We moved to the US from Canada fourteen years ago. We had boxes and boxes and boxes of unpacked items (books clothing, old home movies, photographs, LP records, obsolete electronic equipment) and an over 100 year old Persian carpet in our basement. Suddenly we started to think about unfinished business.
What if we should perish? Who would deal with this unfinished business. When we had any contact with our children we would present them with many boxes of their stuff (back to their kindergarten days). I had more than a hundred pounds of documents shredded: really old financial records, health records, drafts of manuscripts. We brought many large bags of clothing and more than 20 boxes of books to our local thrift shop. I brought old computers to be recycled at our local Staples store. On one, I came across an old file I had forgotten; a novel I had written more than 30 years ago.
The idea of unfinished business and my possible mortality hit me like a truck when I came across the file. Here was work I had completed so long ago and had planned to publish one day. One day was here. I placed “The Man who Couldn’t Stay Awake” to be printed on demand on Amazon.
Perhaps the most gratifying completed business was the story of the Persian rug. It was huge. It had been in my wife’s grandmother’s home in Steubenville, Ohio. It had travelled from Persia, to Steubenville, Ohio, to Winnipeg, Manitoba to Hamden, Connecticut. We learned that it was a Sarouk rug from about 1915. Our son had just purchased a house. He had accepted it. It is perfect in his home!
I have still a few boxes to clean out. Maybe I will find more unfinished business. By then, I hope that the pandemic will have ended.
The pandemic had changed every aspect of my life. It has probably changed the life of almost everyone on our planet. The pandemic will end.

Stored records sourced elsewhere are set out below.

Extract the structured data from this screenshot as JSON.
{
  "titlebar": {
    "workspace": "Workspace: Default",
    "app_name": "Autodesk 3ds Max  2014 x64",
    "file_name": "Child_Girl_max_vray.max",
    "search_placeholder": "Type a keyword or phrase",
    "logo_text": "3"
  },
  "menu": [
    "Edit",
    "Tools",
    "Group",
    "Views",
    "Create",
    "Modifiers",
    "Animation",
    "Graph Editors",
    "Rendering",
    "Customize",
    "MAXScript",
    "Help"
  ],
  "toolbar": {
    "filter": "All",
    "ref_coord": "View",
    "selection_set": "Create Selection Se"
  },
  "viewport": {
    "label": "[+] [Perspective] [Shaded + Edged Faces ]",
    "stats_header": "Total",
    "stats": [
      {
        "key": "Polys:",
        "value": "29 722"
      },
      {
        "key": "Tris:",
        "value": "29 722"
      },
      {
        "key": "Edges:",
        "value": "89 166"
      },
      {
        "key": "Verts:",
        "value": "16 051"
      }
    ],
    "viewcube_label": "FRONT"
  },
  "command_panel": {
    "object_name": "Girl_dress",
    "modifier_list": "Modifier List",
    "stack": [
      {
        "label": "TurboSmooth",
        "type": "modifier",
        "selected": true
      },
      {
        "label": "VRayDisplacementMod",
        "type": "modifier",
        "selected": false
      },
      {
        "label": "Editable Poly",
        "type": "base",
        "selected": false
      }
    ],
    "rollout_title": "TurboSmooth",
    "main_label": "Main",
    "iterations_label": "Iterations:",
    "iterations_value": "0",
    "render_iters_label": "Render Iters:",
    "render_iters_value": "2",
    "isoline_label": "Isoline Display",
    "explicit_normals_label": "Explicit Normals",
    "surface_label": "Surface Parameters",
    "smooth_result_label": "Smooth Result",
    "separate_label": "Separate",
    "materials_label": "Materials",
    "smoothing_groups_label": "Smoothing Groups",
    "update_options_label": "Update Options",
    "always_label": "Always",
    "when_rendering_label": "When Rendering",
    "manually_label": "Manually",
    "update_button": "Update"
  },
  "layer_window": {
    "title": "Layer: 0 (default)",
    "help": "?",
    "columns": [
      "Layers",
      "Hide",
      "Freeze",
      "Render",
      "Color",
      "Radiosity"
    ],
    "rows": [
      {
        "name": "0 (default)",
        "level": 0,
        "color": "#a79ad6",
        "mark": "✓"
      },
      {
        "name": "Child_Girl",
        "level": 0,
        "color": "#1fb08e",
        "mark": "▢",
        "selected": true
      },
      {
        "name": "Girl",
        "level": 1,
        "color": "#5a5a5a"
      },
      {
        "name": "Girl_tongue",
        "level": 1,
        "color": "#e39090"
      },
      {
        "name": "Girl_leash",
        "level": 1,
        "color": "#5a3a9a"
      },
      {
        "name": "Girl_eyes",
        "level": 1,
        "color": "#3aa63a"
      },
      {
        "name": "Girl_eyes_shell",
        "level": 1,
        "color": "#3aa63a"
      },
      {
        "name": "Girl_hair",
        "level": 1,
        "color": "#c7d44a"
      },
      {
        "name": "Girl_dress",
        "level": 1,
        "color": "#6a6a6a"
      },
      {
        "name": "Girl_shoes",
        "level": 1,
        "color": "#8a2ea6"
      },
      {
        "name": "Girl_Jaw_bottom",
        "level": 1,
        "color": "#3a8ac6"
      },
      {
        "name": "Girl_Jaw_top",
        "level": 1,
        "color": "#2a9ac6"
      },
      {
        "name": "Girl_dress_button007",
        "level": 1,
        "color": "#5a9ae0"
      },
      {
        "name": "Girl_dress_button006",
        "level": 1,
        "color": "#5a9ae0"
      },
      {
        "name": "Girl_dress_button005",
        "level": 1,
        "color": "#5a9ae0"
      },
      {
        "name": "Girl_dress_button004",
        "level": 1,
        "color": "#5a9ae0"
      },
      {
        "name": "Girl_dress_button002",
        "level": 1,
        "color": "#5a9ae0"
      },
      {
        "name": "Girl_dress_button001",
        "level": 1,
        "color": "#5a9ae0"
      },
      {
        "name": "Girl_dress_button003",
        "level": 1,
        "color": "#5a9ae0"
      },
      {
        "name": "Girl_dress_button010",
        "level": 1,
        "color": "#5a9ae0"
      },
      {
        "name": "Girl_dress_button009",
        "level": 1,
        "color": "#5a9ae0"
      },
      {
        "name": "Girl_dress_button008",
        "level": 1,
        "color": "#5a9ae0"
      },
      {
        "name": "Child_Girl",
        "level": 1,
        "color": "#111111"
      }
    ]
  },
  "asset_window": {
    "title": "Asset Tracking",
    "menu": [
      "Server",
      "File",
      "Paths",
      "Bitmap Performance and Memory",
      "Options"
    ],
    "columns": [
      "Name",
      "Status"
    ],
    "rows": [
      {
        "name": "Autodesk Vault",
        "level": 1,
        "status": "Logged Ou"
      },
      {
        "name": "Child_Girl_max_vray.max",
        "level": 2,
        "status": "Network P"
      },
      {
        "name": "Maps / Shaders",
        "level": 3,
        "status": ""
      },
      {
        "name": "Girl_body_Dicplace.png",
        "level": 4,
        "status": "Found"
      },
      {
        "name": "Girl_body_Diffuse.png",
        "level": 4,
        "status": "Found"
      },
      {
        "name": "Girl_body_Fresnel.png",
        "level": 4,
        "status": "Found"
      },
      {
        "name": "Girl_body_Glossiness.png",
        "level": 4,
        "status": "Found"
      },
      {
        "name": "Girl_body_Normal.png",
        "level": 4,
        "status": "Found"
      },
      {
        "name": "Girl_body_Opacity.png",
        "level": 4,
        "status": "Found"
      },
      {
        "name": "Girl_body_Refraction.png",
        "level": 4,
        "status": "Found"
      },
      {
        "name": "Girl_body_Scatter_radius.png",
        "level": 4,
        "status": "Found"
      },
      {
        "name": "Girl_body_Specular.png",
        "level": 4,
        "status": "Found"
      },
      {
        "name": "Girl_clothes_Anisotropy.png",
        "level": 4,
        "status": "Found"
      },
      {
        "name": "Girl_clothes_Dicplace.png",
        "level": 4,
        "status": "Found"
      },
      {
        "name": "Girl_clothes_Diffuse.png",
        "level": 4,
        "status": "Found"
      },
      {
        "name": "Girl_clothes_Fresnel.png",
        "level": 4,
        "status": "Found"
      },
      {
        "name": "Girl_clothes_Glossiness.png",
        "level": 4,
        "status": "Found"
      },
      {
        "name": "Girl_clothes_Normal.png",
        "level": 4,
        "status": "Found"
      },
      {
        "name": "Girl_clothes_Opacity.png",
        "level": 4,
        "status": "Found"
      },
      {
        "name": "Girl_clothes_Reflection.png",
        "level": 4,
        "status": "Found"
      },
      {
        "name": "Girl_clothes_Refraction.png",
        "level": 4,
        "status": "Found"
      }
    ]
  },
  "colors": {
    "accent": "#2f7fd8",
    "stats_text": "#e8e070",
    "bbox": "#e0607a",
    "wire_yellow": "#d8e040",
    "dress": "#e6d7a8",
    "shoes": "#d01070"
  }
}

They always do. After its hour upon the stage, the virus will be heard no more.
Out, out, brief candle!
Life’s but a walking shadow, a poor player,
That struts and frets his hour upon the stage,
And then is heard no more.
~ William Shakespeare – Macbeth, spoken by Macbeth